AIM OF THE EXERCISE: A faithful copy of every record is needed here. Images must not appear in it.

==============================

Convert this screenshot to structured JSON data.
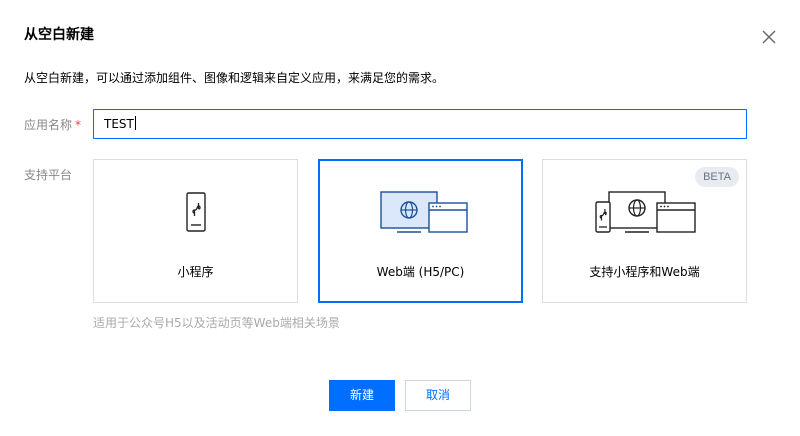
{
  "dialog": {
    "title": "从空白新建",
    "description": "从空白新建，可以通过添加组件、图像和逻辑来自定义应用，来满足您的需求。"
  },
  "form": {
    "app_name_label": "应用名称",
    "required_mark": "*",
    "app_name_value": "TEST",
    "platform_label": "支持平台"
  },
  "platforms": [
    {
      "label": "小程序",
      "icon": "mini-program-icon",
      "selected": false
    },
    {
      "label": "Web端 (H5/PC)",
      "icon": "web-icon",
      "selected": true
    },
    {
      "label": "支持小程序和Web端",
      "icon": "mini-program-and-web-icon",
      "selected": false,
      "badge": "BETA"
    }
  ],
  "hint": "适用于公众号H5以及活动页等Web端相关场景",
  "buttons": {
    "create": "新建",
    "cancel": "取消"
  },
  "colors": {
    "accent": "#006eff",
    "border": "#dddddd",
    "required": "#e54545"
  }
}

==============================

YOUR RESPONSE:
Convert this screenshot to structured JSON data.
{
  "dialog": {
    "title": "从空白新建",
    "description": "从空白新建，可以通过添加组件、图像和逻辑来自定义应用，来满足您的需求。"
  },
  "form": {
    "app_name_label": "应用名称",
    "required_mark": "*",
    "app_name_value": "TEST",
    "platform_label": "支持平台"
  },
  "platforms": [
    {
      "label": "小程序",
      "icon": "mini-program-icon",
      "selected": false
    },
    {
      "label": "Web端 (H5/PC)",
      "icon": "web-icon",
      "selected": true
    },
    {
      "label": "支持小程序和Web端",
      "icon": "mini-program-and-web-icon",
      "selected": false,
      "badge": "BETA"
    }
  ],
  "hint": "适用于公众号H5以及活动页等Web端相关场景",
  "buttons": {
    "create": "新建",
    "cancel": "取消"
  },
  "colors": {
    "accent": "#006eff",
    "border": "#dddddd",
    "required": "#e54545"
  }
}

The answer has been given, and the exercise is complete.